Sufficiently informing the public of the nature of the business being conducted before taking final action

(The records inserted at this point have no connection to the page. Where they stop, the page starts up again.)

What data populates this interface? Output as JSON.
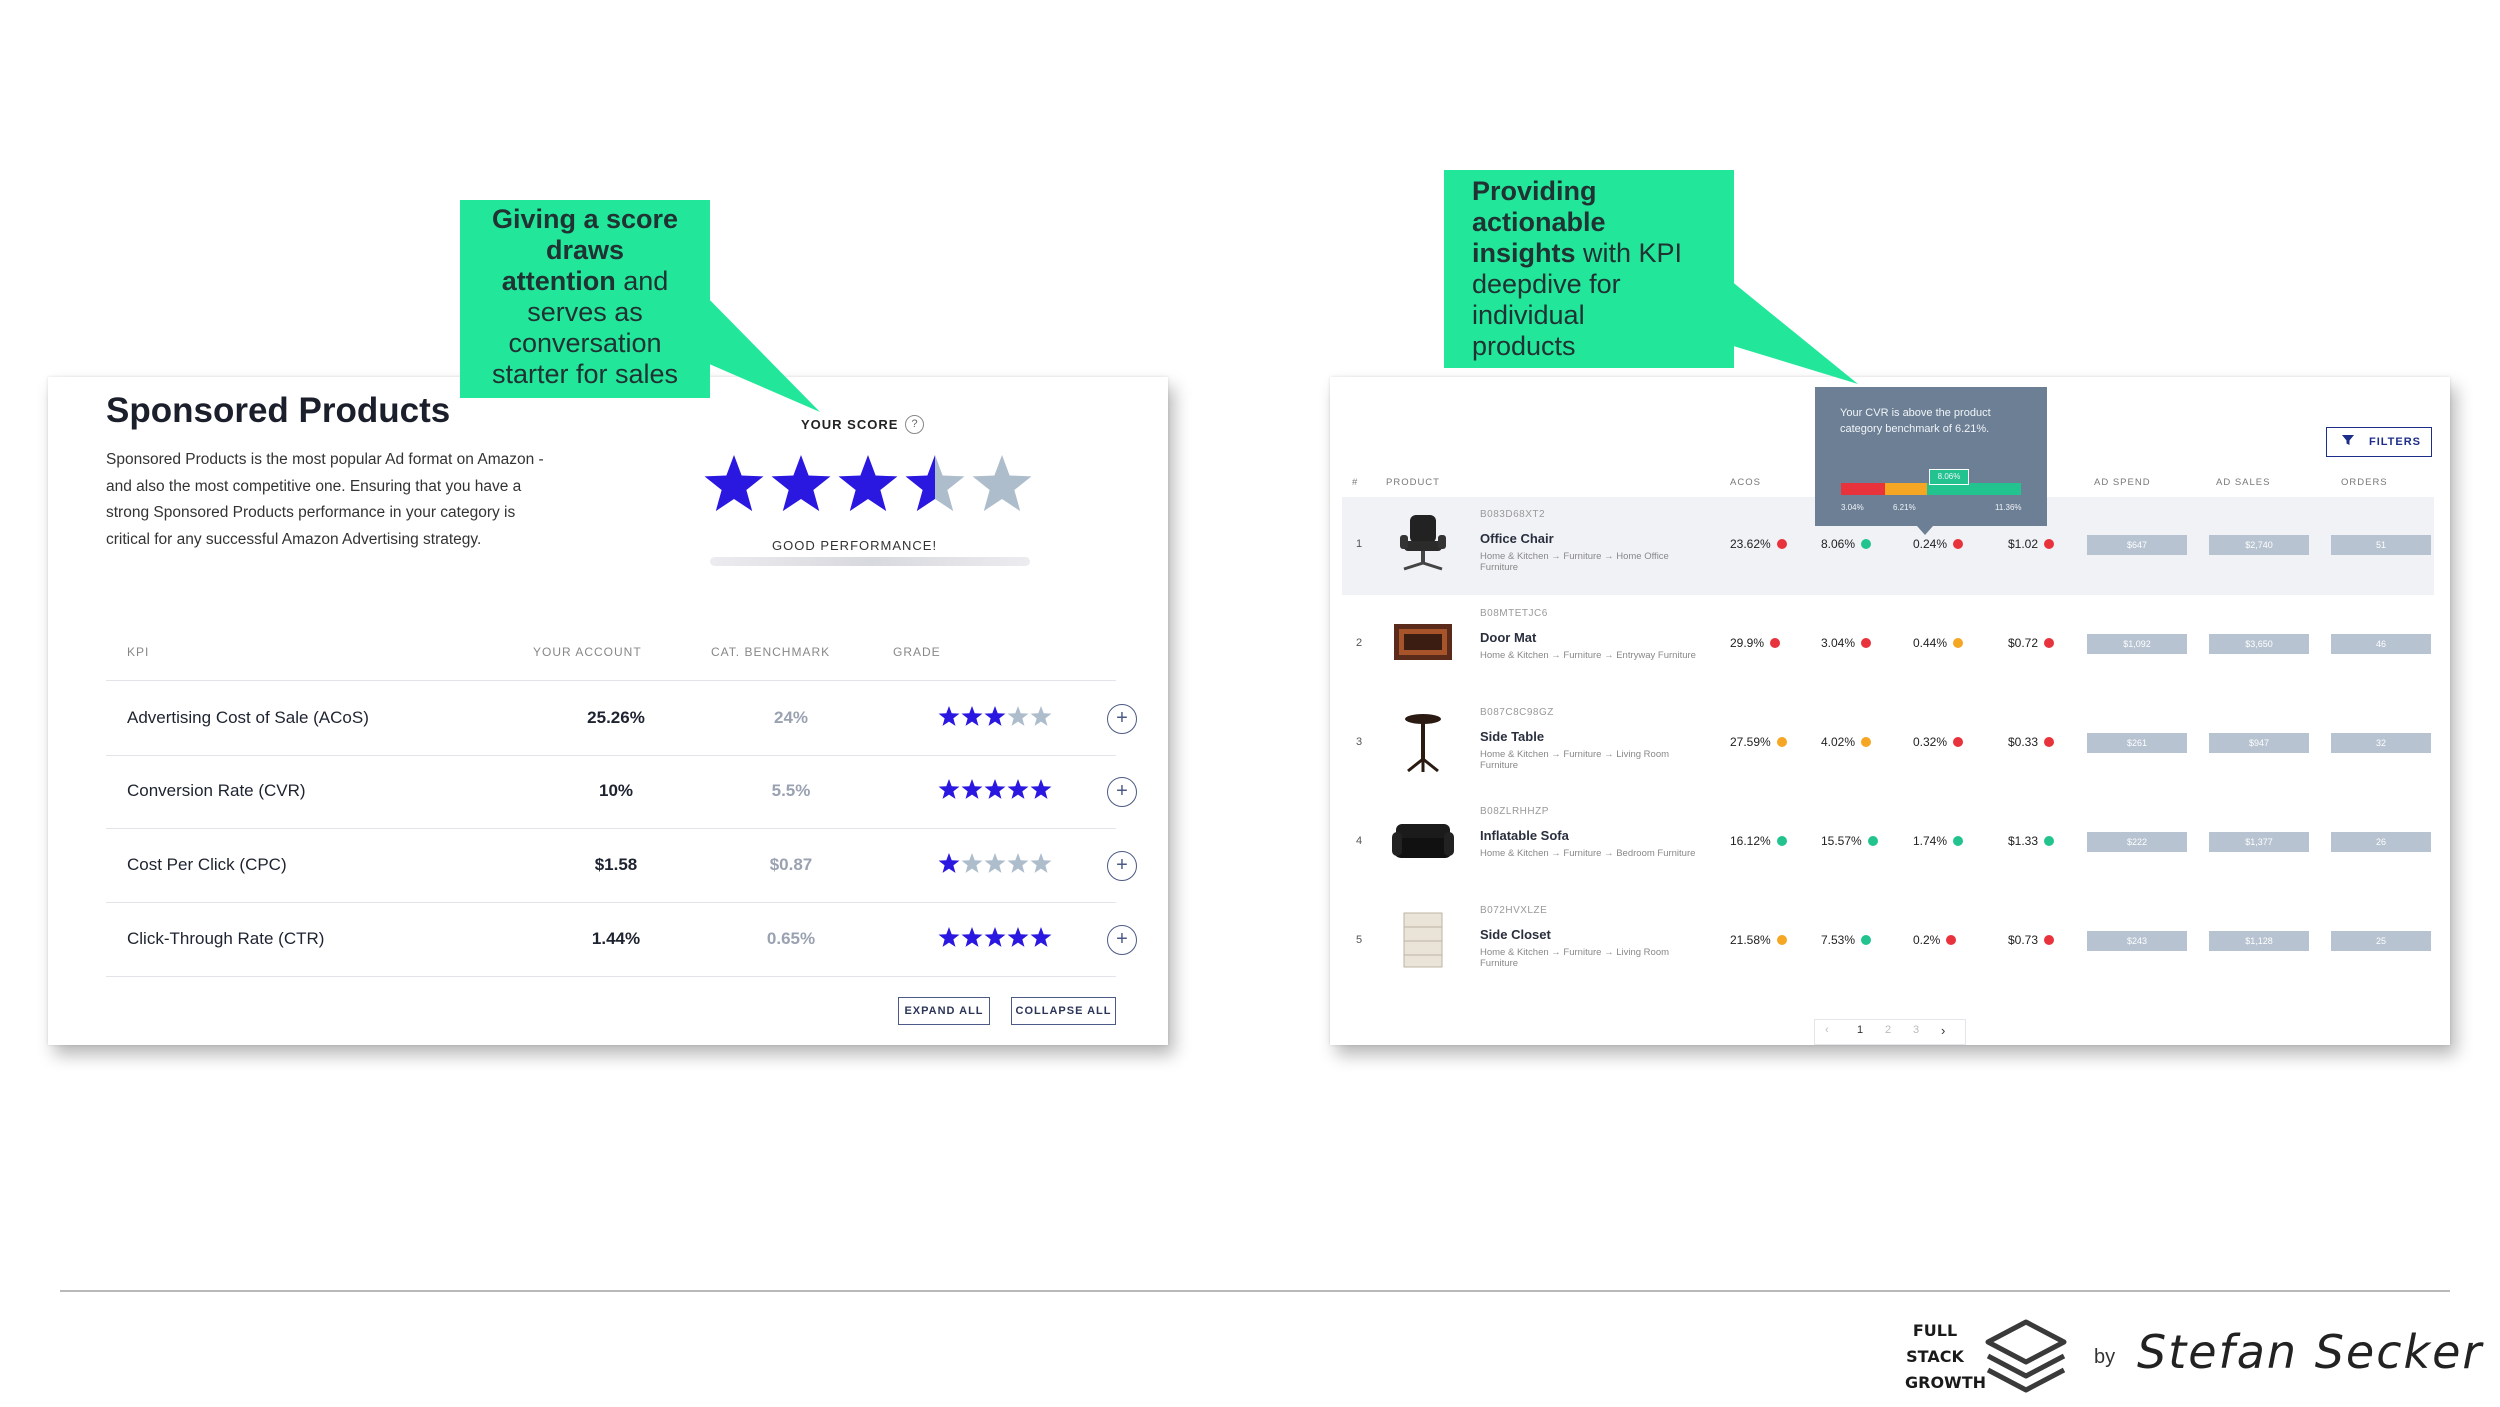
{
  "left_callout": {
    "line1": "Giving a score",
    "line2": "draws",
    "line3_bold": "attention",
    "line3_rest": " and",
    "line4": "serves as",
    "line5": "conversation",
    "line6": "starter for sales"
  },
  "right_callout": {
    "line1": "Providing",
    "line2": "actionable",
    "line3_bold": "insights",
    "line3_rest": " with KPI",
    "line4": "deepdive for",
    "line5": "individual",
    "line6": "products"
  },
  "sponsored": {
    "title": "Sponsored Products",
    "description": "Sponsored Products is the most popular Ad format on Amazon - and also the most competitive one. Ensuring that you have a strong Sponsored Products performance in your category is critical for any successful Amazon Advertising strategy.",
    "score_label": "YOUR SCORE",
    "help_glyph": "?",
    "score_stars": 3.5,
    "score_max": 5,
    "performance_label": "GOOD PERFORMANCE!",
    "columns": {
      "kpi": "KPI",
      "account": "YOUR ACCOUNT",
      "benchmark": "CAT. BENCHMARK",
      "grade": "GRADE"
    },
    "rows": [
      {
        "name": "Advertising Cost of Sale (ACoS)",
        "account": "25.26%",
        "benchmark": "24%",
        "grade": 3
      },
      {
        "name": "Conversion Rate (CVR)",
        "account": "10%",
        "benchmark": "5.5%",
        "grade": 5
      },
      {
        "name": "Cost Per Click (CPC)",
        "account": "$1.58",
        "benchmark": "$0.87",
        "grade": 1
      },
      {
        "name": "Click-Through Rate (CTR)",
        "account": "1.44%",
        "benchmark": "0.65%",
        "grade": 5
      }
    ],
    "plus_glyph": "+",
    "expand_label": "EXPAND ALL",
    "collapse_label": "COLLAPSE ALL"
  },
  "products_table": {
    "filters_label": "FILTERS",
    "columns": {
      "num": "#",
      "product": "PRODUCT",
      "acos": "ACOS",
      "ad_spend": "AD SPEND",
      "ad_sales": "AD SALES",
      "orders": "ORDERS"
    },
    "tooltip": {
      "text": "Your CVR is above the product category benchmark of 6.21%.",
      "current": "8.06%",
      "low": "3.04%",
      "mid": "6.21%",
      "high": "11.36%"
    },
    "rows": [
      {
        "n": "1",
        "asin": "B083D68XT2",
        "name": "Office Chair",
        "category": "Home & Kitchen → Furniture → Home Office Furniture",
        "m1": "23.62%",
        "m1c": "red",
        "m2": "8.06%",
        "m2c": "green",
        "m3": "0.24%",
        "m3c": "red",
        "m4": "$1.02",
        "m4c": "red",
        "spend": "$647",
        "sales": "$2,740",
        "orders": "51"
      },
      {
        "n": "2",
        "asin": "B08MTETJC6",
        "name": "Door Mat",
        "category": "Home & Kitchen → Furniture → Entryway Furniture",
        "m1": "29.9%",
        "m1c": "red",
        "m2": "3.04%",
        "m2c": "red",
        "m3": "0.44%",
        "m3c": "orange",
        "m4": "$0.72",
        "m4c": "red",
        "spend": "$1,092",
        "sales": "$3,650",
        "orders": "46"
      },
      {
        "n": "3",
        "asin": "B087C8C98GZ",
        "name": "Side Table",
        "category": "Home & Kitchen → Furniture → Living Room Furniture",
        "m1": "27.59%",
        "m1c": "orange",
        "m2": "4.02%",
        "m2c": "orange",
        "m3": "0.32%",
        "m3c": "red",
        "m4": "$0.33",
        "m4c": "red",
        "spend": "$261",
        "sales": "$947",
        "orders": "32"
      },
      {
        "n": "4",
        "asin": "B08ZLRHHZP",
        "name": "Inflatable Sofa",
        "category": "Home & Kitchen → Furniture → Bedroom Furniture",
        "m1": "16.12%",
        "m1c": "green",
        "m2": "15.57%",
        "m2c": "green",
        "m3": "1.74%",
        "m3c": "green",
        "m4": "$1.33",
        "m4c": "green",
        "spend": "$222",
        "sales": "$1,377",
        "orders": "26"
      },
      {
        "n": "5",
        "asin": "B072HVXLZE",
        "name": "Side Closet",
        "category": "Home & Kitchen → Furniture → Living Room Furniture",
        "m1": "21.58%",
        "m1c": "orange",
        "m2": "7.53%",
        "m2c": "green",
        "m3": "0.2%",
        "m3c": "red",
        "m4": "$0.73",
        "m4c": "red",
        "spend": "$243",
        "sales": "$1,128",
        "orders": "25"
      }
    ],
    "pager": {
      "prev": "‹",
      "p1": "1",
      "p2": "2",
      "p3": "3",
      "next": "›"
    }
  },
  "footer": {
    "brand_line1": "FULL",
    "brand_line2": "STACK",
    "brand_line3": "GROWTH",
    "by": "by",
    "author": "Stefan Secker"
  },
  "colors": {
    "accent": "#22e79b",
    "star": "#2a17e0",
    "star_empty": "#aebdcc",
    "red": "#e8323c",
    "orange": "#f5a623",
    "green": "#22c38e"
  }
}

During a public meeting, the board voted to approve two items listed on its agenda as “X. Board Approval of Lease Rates” and “XI. Board Approval of Revised Covenants.” A member of the public then asked the board to describe what it had just voted on, and the board declined to. Plaintiffs then filed suit, alleging the board violated Section 2(e) of the Open Meetings Act by failing to make a sufficient public recital of items X and XI prior to voting on them. Section 2(e) of OMA specifically requires that final action “be preceded by a public recital of the nature of the matter being considered and other information that will inform the public of the business being conducted.” The appellate court found that plaintiffs had sufficiently stated a claim for an OMA violation and that their case would not be dismissed because “although we are unsure precisely what standard of specificity is required of a public recital, we can say with confidence that the Board’s actions in this case were insufficient.” The court reasoned that while “a detailed explanation about the significance or impact of the proposed final action” is not necessary, a public body must provide enough details to inform the public of the nature of the matter being considered.